What does the U.S. government have to do with “connected cars”? Quite a lot.
Roughly one pedestrian is killed every two hours in America. Distracted walking while crossing roads (thanks to smartphone use) has spurred the U.S. Department of Transportation (USDOT) to aggressively pursue the deployment of connected vehicles that could prevent the next pedestrian tragedy. USDOT is working with state and local transportation agencies, vehicle and device makers, and the public to test and evaluate technology that will enable cars, buses, trucks, trains, roads and other infrastructure, and our smartphones and other devices to “talk” to one another to help drivers avoid crashes and protect pedestrians from traffic crashes.
USDOT is also researching vehicle-to-pedestrian (VtoP) communication to improve the safety of walkers, cyclists, those with disabilities, and others. The technology can alert a driver when a pedestrian is crossing at an intersection while apps on a smartphone can warn people of a potential crash situation.
This technology is being tested in locations throughout the U.S., for example, in Cleveland, the Department is testing a transit bus stop pedestrian warning application that alerts pedestrians of moving buses as well as bus drivers of the presence of pedestrians.
How Does Connected Technology Work?
According to the USDOT’s Intelligent Transportation Systems Joint Program Office, the communication flows will be based primarily on a networking technology known as dedicated short-range communications (DSRC), which is like Wi-Fi. Many vehicles today are already "connected" through cellular technology. DSRC offers unique opportunities for fast, secure, and reliable communications, and is not vulnerable to interference.
Basically, your vehicle, and eventually practically every other vehicle on the road, will use DSRC, as well as GPS, cellular, Bluetooth, and other communications systems, to attain 360-degree awareness of nearby vehicles. This equipment will continually transmit your position, direction, and speed (e.g., whether you were turning or putting on your brakes), as well as other information, to vehicles sharing the road with you. It will even "talk" to equipment installed in the road itself and other infrastructure, such as traffic signals, stop signs, toll booths, work or school zones, and railroad crossings.
Big Data Leads to Insights
With potentially millions of connected vehicles hitting the streets in the coming years, we come to the big data problem. Research is predicting the average connected car will generate 1 TB per day. How will all that streaming data be processed to issue almost instantaneous alerts to drivers and pedestrians?

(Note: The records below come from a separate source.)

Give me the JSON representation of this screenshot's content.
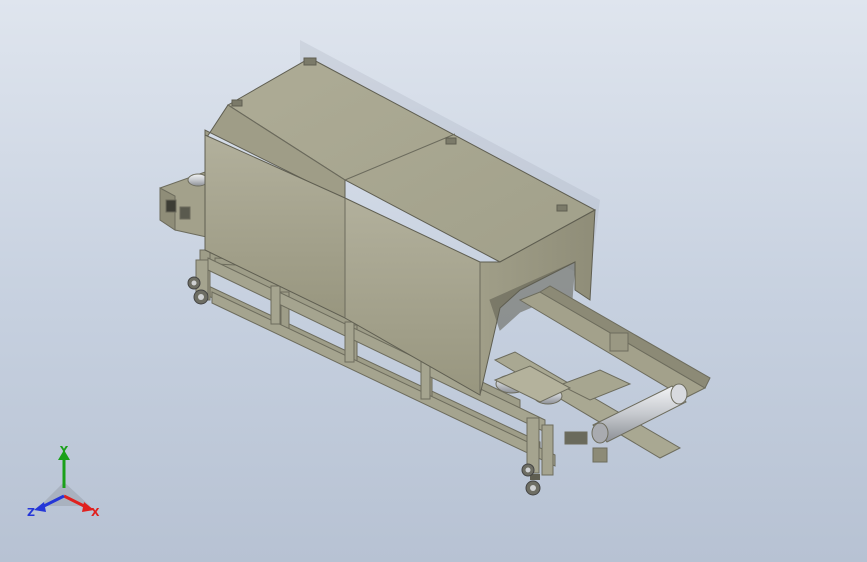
{
  "view": {
    "background_top": "#dfe5ee",
    "background_bottom": "#b7c2d3"
  },
  "model": {
    "body_color": "#a7a58f",
    "frame_color": "#9b9a86",
    "roller_color": "#c9ccd1"
  },
  "triad": {
    "x_label": "X",
    "y_label": "Y",
    "z_label": "Z",
    "x_color": "#e0201e",
    "y_color": "#1aa01a",
    "z_color": "#2436d8"
  }
}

DLT partner, Hortonworks, provides the solution to this problem. In his blog, How Big Data is Paving the Way for the Connected Car, Matt Spillar explains how Hortonworks Data Flow (HDF™) provides the solution to this problem, allowing the streaming and processing of this massive amount of data, securely and reliably. Paired with Hortonworks Data Platform (HDP™), some of the top auto manufacturers in the world can take data from connected cars and turn it into actionable intelligence. Through HDP, manufacturers can store, process, and analyze data efficiently and cost effectively. These insights are helping power the future of autonomous vehicles.

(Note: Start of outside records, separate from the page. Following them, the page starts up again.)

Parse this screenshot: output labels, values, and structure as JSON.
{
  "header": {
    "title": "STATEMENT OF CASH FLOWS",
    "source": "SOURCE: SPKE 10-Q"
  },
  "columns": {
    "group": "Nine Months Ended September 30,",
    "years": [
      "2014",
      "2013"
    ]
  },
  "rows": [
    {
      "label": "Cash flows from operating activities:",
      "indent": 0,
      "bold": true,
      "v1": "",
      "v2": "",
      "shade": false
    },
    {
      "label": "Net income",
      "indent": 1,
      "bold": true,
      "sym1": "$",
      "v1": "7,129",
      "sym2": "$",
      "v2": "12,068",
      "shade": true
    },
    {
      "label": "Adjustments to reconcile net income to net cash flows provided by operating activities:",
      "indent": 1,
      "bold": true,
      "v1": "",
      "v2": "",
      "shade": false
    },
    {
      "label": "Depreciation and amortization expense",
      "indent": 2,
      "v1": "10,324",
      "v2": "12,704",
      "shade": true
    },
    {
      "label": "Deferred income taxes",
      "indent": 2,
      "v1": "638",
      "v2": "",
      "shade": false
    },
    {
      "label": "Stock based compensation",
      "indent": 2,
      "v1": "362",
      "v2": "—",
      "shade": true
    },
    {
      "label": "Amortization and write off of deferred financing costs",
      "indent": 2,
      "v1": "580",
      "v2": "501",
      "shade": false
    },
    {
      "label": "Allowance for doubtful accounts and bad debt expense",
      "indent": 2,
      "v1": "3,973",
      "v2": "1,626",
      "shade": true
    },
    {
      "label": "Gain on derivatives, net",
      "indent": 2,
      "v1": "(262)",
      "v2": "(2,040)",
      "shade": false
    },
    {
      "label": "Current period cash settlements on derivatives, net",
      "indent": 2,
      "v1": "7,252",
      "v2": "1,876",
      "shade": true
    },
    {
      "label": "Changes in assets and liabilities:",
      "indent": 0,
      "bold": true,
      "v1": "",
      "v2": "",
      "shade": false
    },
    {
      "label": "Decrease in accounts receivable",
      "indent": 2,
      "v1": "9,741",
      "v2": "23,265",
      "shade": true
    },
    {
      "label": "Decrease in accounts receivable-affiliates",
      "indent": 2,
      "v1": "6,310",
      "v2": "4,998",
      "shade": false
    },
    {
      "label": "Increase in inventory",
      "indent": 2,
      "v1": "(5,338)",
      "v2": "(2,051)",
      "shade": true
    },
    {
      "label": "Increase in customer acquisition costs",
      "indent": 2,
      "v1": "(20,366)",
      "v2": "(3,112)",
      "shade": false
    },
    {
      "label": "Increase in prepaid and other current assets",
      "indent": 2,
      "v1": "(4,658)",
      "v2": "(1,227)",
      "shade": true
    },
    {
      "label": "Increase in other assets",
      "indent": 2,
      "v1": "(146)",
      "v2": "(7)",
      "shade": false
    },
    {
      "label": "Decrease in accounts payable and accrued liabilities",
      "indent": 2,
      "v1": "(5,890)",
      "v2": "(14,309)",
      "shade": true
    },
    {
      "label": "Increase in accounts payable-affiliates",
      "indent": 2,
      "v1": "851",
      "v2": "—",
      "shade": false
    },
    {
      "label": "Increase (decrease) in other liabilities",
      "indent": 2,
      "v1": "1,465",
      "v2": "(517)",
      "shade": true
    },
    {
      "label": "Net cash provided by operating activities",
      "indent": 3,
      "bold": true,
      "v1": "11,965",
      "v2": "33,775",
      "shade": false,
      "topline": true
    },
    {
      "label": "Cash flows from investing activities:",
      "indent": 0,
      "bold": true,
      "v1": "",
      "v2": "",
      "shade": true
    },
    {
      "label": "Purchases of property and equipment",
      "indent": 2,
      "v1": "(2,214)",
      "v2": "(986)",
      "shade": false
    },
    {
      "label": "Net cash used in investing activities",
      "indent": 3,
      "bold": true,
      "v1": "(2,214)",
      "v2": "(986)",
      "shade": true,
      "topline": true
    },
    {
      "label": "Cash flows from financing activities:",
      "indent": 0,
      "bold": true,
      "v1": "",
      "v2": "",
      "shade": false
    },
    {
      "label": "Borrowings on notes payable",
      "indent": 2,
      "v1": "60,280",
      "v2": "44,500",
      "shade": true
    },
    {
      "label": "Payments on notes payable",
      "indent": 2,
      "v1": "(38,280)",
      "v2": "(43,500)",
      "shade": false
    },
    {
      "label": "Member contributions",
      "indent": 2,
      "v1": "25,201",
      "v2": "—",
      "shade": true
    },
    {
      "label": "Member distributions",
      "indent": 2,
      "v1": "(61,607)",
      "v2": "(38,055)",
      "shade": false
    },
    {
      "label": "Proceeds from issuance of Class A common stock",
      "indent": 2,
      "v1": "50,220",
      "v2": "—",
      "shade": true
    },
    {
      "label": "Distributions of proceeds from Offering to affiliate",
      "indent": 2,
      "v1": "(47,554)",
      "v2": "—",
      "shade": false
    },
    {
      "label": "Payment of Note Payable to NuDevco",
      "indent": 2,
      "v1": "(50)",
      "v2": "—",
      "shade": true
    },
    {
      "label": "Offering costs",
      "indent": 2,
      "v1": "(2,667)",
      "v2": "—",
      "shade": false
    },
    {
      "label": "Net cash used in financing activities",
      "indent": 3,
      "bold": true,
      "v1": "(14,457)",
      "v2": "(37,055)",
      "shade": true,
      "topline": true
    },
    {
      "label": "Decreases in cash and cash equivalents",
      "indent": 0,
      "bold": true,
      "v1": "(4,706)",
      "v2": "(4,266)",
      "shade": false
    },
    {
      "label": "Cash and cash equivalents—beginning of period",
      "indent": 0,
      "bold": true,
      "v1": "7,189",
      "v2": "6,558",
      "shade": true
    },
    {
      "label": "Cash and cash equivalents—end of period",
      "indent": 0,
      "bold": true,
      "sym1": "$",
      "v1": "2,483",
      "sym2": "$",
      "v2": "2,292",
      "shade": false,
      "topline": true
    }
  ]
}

U.S. Government Sees Further Benefits to Connected Cars
In addition to the tremendous safety potential of connected vehicles, USDOT also recognizes the potential for increasing transportation options and reducing travel times. Traffic managers will be able to control the flow of traffic more easily with the advanced communications data available and prevent or lessen developing congestion. This could have a significant impact on the environment by helping to cut fuel consumption and reduce emissions.

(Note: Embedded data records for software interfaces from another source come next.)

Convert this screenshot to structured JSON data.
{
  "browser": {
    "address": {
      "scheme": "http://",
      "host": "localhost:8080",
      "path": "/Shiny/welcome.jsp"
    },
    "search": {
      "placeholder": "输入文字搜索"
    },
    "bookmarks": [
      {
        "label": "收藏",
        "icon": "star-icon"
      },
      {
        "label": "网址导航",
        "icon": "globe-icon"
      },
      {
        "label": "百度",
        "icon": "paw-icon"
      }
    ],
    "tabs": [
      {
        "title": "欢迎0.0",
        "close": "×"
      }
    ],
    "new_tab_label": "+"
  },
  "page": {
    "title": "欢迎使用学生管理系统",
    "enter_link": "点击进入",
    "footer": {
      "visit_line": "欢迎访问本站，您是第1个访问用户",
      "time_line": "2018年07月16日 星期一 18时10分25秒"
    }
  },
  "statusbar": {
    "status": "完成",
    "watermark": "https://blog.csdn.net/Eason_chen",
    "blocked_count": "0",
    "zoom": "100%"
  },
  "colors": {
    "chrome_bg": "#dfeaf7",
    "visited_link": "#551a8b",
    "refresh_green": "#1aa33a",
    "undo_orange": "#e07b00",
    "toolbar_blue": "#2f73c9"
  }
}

Images courtesy of USDOT’s Intelligent Transportation Systems Joint Program Office.